To get more followers, shares and clicks, human beings currently use two methods to test content after it is posted—A/B testing and social media analytics. Even better, B2B marketers have a huge opportunity to use artificial intelligence (A.I.) to predict effective content before it's published.
The traditional method to improve content is to use "split run" testing, also known as A/B or multivariate testing. The idea is simple: Compare two versions of content that differ in one detail—like using a statistic in one headline of a blog post, but not in the other—and see which version performs better.
The newer method uses social media analytics—like Twitter analytics, LinkedIn analytics and Google analytics, which works for websites as well. The idea is to use data about trends, sentiments and topics to target customers more effectively.
The problem with both methods is that they measure results after a particular piece of content has been published at a particular time. It's like driving by looking in the rearview mirror.
They generate data about what users did with your B2B content. But they can't explain why. For example:
A lot of data is needed to feel confident that a variable word or image that worked in the past will work in a future marketing context.
The computing power of A.I. is already under the hood of PR and social analytics, plus a host of predictive analytics, cognitive marketing and business intelligence platforms.

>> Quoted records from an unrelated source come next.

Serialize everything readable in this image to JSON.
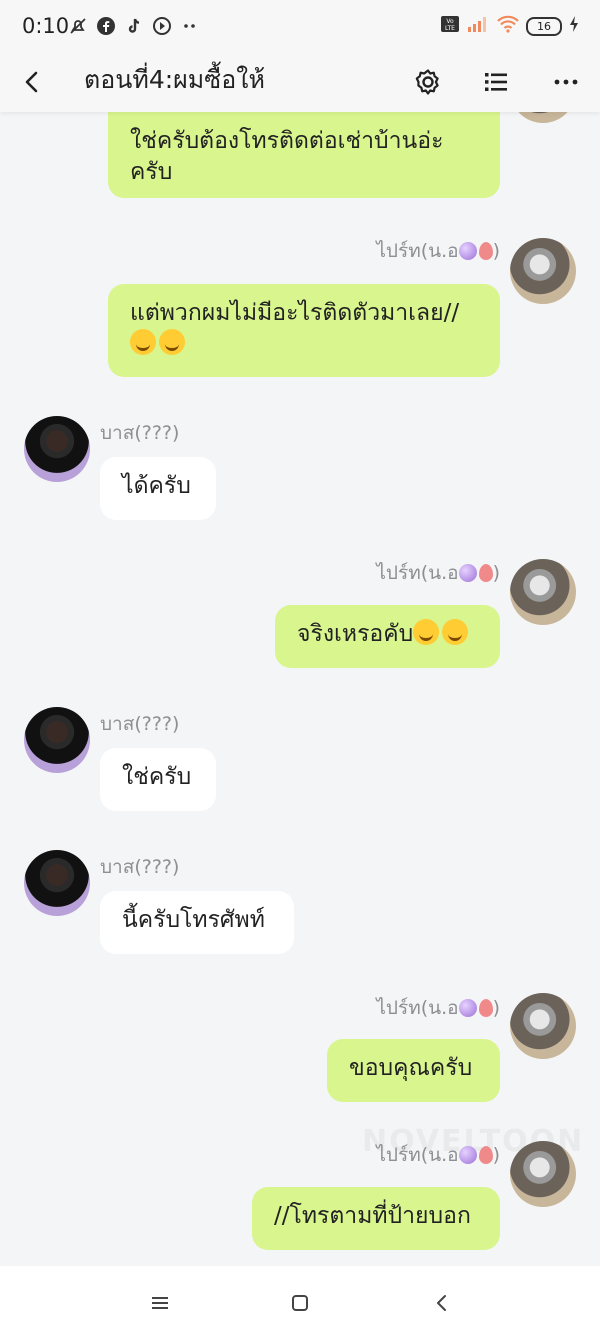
{
  "status_bar": {
    "time": "0:10",
    "icons_left": [
      "muted-notification-icon",
      "facebook-icon",
      "tiktok-icon",
      "play-circle-icon",
      "more-dots-icon"
    ],
    "icons_right": [
      "volte-icon",
      "signal-icon",
      "wifi-icon",
      "battery-icon",
      "charging-icon"
    ],
    "battery_level": "16"
  },
  "header": {
    "title": "ตอนที่4:ผมซื้อให้",
    "back_icon": "back-chevron-icon",
    "settings_icon": "gear-icon",
    "list_icon": "list-icon",
    "more_icon": "more-dots-icon"
  },
  "messages": [
    {
      "side": "right",
      "text": "ใช่ครับต้องโทรติดต่อเช่าบ้านอ่ะครับ"
    },
    {
      "side": "right",
      "name": "ไปร์ท(น.อ",
      "name_suffix": ")",
      "text": "แต่พวกผมไม่มีอะไรติดตัวมาเลย//"
    },
    {
      "side": "left",
      "name": "บาส(???)",
      "text": "ได้ครับ"
    },
    {
      "side": "right",
      "name": "ไปร์ท(น.อ",
      "name_suffix": ")",
      "text": "จริงเหรอคับ"
    },
    {
      "side": "left",
      "name": "บาส(???)",
      "text": "ใช่ครับ"
    },
    {
      "side": "left",
      "name": "บาส(???)",
      "text": "นี้ครับโทรศัพท์"
    },
    {
      "side": "right",
      "name": "ไปร์ท(น.อ",
      "name_suffix": ")",
      "text": "ขอบคุณครับ"
    },
    {
      "side": "right",
      "name": "ไปร์ท(น.อ",
      "name_suffix": ")",
      "text": "//โทรตามที่ป้ายบอก"
    }
  ],
  "watermark": "NOVELTOON",
  "colors": {
    "bubble_right": "#d9f58e",
    "bubble_left": "#ffffff",
    "background": "#f4f5f7"
  },
  "navbar": {
    "icons": [
      "menu-icon",
      "home-square-icon",
      "back-triangle-icon"
    ]
  }
}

A fast-growing branch of A.I. known as "machine learning" (ML) is used with Natural Language Processing (NLP) to:
But the really new application is to use NLP to help marcom professionals figure out which words and phrases are potentially more persuasive before they are published—by one estimate, giving an average 75% lift in performance compared to content created by a human author without predictive A.I.
Unfortunately, today's predictive analytics and cognitive computing platforms are scaled for big budgets and tens of thousands of immediate, individual transactions.
The B2B customer journey is quite different. Four or more people are involved in 52% of B2B purchases over a purchase cycle that is getting longer, not shorter (study available after registration here.) In our experience, a one- to two-year cycle is not uncommon.
For B2B marketers, today's advanced A.I. tools need to be customized and coupled with human creativity to create cognitive content that engages the B2B customer journey. See “The Future of B2B Marketing is Fueled by Smarter Data” for a roadmap of where digital technology is headed.